The Commission decided today to send letters of formal notice to seven Member States (Austria, France, Germany, Poland, Portugal, Sweden and United Kingdom) and a second complementary letter of formal notice to Italyto ensure that public contracts in the hydroelectric power sector are awarded and renewed in conformity with EU law.
Hydropower is the largest sector of renewable electricity in the EU and already contributes to 40% of all renewable electricity generation in Europe. It can contribute to achieving the aims of the Energy Union, in particular to provide 20% of final energy consumption from renewable energy by 2020 and at least 27% by 2030.
Elżbieta Bieńkowska, Commissioner for the Internal Market, Industry, Entrepreneurship and SMEs said: 'We are building an Energy Union to ensure secure, affordable and sustainable energy for all. A well-functioning hydroelectric power sector plays a strategic role in increasing the share of renewables in our energy mix. That is why we need to ensure a level playing field in the Single Market and guarantee that companies can provide hydroelectric power across the EU.'
The Commission considers that the legal frameworks and practices in Member States addressed by these infringement procedures do not fully comply with the Services Directive(Directive 2006/123/EC), EU rules on public procurement (Directive 2014/23/EU on the award of concession contracts) or the freedom of establishment and the freedom to provide services (Articles 49 and 56 of TFEU).
The infringement procedures concern:
The 8 Member States concerned now have two months to respond to the arguments raised by the Commission; otherwise the Commission may decide to send them reasoned opinions.
The provision of hydropower is typically organised under two frameworks: authorisations falling under the Services Directive (Directive 2006/123/EC) and concessions covered by public procurement rules (Directive 2014/23/EU).

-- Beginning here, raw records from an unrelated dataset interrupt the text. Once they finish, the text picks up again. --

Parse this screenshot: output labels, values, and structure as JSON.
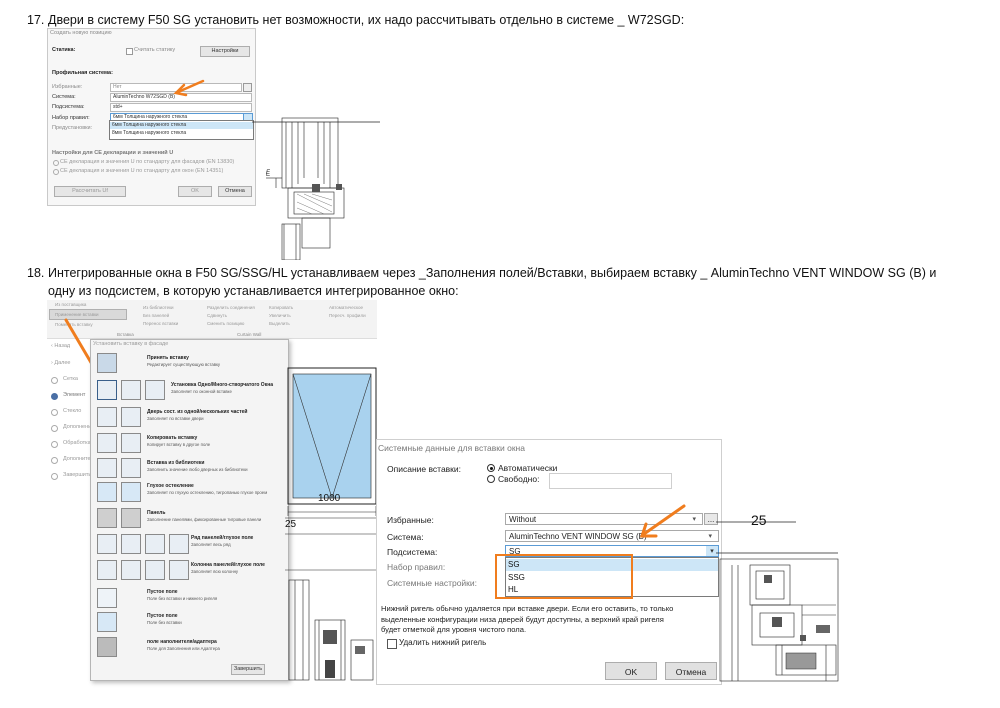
{
  "item17": {
    "number": "17.",
    "text": "Двери в систему F50 SG установить нет возможности, их надо рассчитывать отдельно в системе _ W72SGD:"
  },
  "item18": {
    "number": "18.",
    "line1": "Интегрированные окна в F50 SG/SSG/HL устанавливаем через _Заполнения полей/Вставки, выбираем вставку _ AluminTechno VENT WINDOW SG (B) и",
    "line2": "одну из подсистем, в которую устанавливается интегрированное окно:"
  },
  "small_dialog": {
    "title": "Создать новую позицию",
    "statics_label": "Статика:",
    "calc_checkbox": "Считать статику",
    "settings_btn": "Настройки",
    "section_profile": "Профильная система:",
    "fav_label": "Избранные:",
    "fav_value": "Нет",
    "system_label": "Система:",
    "system_value": "AluminTechno W72SGD (B)",
    "subsystem_label": "Подсистема:",
    "subsystem_value": "std+",
    "rules_label": "Набор правил:",
    "rules_value": "6мм Толщина наружного стекла",
    "presets_label": "Предустановки:",
    "dropdown_items": [
      "6мм Толщина наружного стекла",
      "8мм Толщина наружного стекла"
    ],
    "ce_header": "Настройки для CE декларации и значений U",
    "ce_opt1": "CE декларация и значения U по стандарту для фасадов (EN 13830)",
    "ce_opt2": "CE декларация и значения U по стандарту для окон (EN 14351)",
    "recalc_btn": "Рассчитать Uf",
    "ok_btn": "OK",
    "cancel_btn": "Отмена"
  },
  "ribbon": {
    "items": [
      "Из поставщика",
      "Применение вставки",
      "Поменять вставку",
      "Из библиотеки",
      "Без панелей",
      "Перенос вставки",
      "Разделить соединения",
      "Сдвинуть",
      "Сменить позицию",
      "Копировать",
      "Увеличить",
      "Выделить",
      "Разделить сегменты",
      "Регистр. под. элементы",
      "Автоматическое",
      "Пересч. профили"
    ],
    "group1": "Вставка",
    "group2": "Curtain Wall"
  },
  "sidebar": {
    "items": [
      "Назад",
      "Далее",
      "Сетка",
      "Элемент",
      "Стекло",
      "Дополнения",
      "Обработка",
      "Дополнительно",
      "Завершить"
    ]
  },
  "insert_menu": {
    "title": "Установить вставку в фасаде",
    "rows": [
      {
        "title": "Принять вставку",
        "sub": "Редактирует существующую вставку"
      },
      {
        "title": "Установка Одно/Много-створчатого Окна",
        "sub": "Заполняет по оконной вставке"
      },
      {
        "title": "Дверь сост. из одной/нескольких частей",
        "sub": "Заполняет по вставке двери"
      },
      {
        "title": "Копировать вставку",
        "sub": "Копирует вставку в другое поле"
      },
      {
        "title": "Вставка из библиотеки",
        "sub": "Заполнить значение любо дверных из библиотеки"
      },
      {
        "title": "Глухое остекление",
        "sub": "Заполняет по глухую остеклению, тигропанью глухое проем"
      },
      {
        "title": "Панель",
        "sub": "Заполнение панелями, фиксированные тигровые панели"
      },
      {
        "title": "Ряд панелей/глухое поле",
        "sub": "Заполняет весь ряд"
      },
      {
        "title": "Колонна панелей/глухое поле",
        "sub": "Заполняет всю колонну"
      },
      {
        "title": "Пустое поле",
        "sub": "Поле без вставки и нижнего ригеля"
      },
      {
        "title": "Пустое поле",
        "sub": "Поле без вставки"
      },
      {
        "title": "поле наполнителя/адаптера",
        "sub": "Поле для Заполнения или Адаптера"
      }
    ],
    "close_btn": "Завершить"
  },
  "drawing": {
    "dim_width": "1000",
    "dim_25_left": "25",
    "dim_25_right": "25",
    "label_E": "E"
  },
  "big_dialog": {
    "title": "Системные данные для вставки окна",
    "desc_label": "Описание вставки:",
    "radio_auto": "Автоматически",
    "radio_free": "Свободно:",
    "fav_label": "Избранные:",
    "fav_value": "Without",
    "system_label": "Система:",
    "system_value": "AluminTechno VENT WINDOW SG (B)",
    "subsystem_label": "Подсистема:",
    "subsystem_value": "SG",
    "rules_label": "Набор правил:",
    "system_settings_label": "Системные настройки:",
    "dropdown_items": [
      "SG",
      "SSG",
      "HL"
    ],
    "note": "Нижний ригель обычно удаляется при вставке двери. Если его оставить, то только выделенные конфигурации низа дверей будут доступны, а верхний край ригеля будет отметкой для уровня чистого пола.",
    "checkbox_label": "Удалить нижний ригель",
    "ok_btn": "OK",
    "cancel_btn": "Отмена",
    "ellipsis_btn": "..."
  },
  "colors": {
    "accent_orange": "#f07d1e",
    "selection_blue": "#cde6f7",
    "glass_blue": "#a9d2ee"
  }
}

In the case of authorisations, public authorities establish the conditions for the activity and the authorisation is then generally granted at the request of the economic operator and not on the initiative of the contracting authority. Furthermore, the economic operator remains free to withdraw from the provision of works or services. In particular, the Services Directive covers situations where the number of authorisations available for a given activity is limited because of the scarcity of natural resources or technical capacity (e.g. scarcity of water resources, beaches). In such cases, the authorisations must be subject to a transparent and impartial selection procedure providing full guarantees of transparency and impartiality.
In contrast, concession contracts provide for mutually binding obligations where the execution of works and services are subject to specific requirements defined by the contracting authority and are legally enforceable. Such contracts need to comply with EU rules on public procurement and concessions, which help obtain better value for taxpayer money by ensuring that public contracts areawarded through competitive, open, transparent and well-regulated tender procedures.
The assessment of compliance with these rules and with the freedom of establishment (Article 49 TFEU) and the freedom to provide services (Article 56 TFEU) is without prejudice to the potential application of competition rules (State Aid, abuse of dominant position).
For More Information:
- On the key decisions in the March 2019 infringements package, see full MEMO/19/1472.
- On the general infringements procedure, see MEMO/12/12.
- On the EU infringements procedure.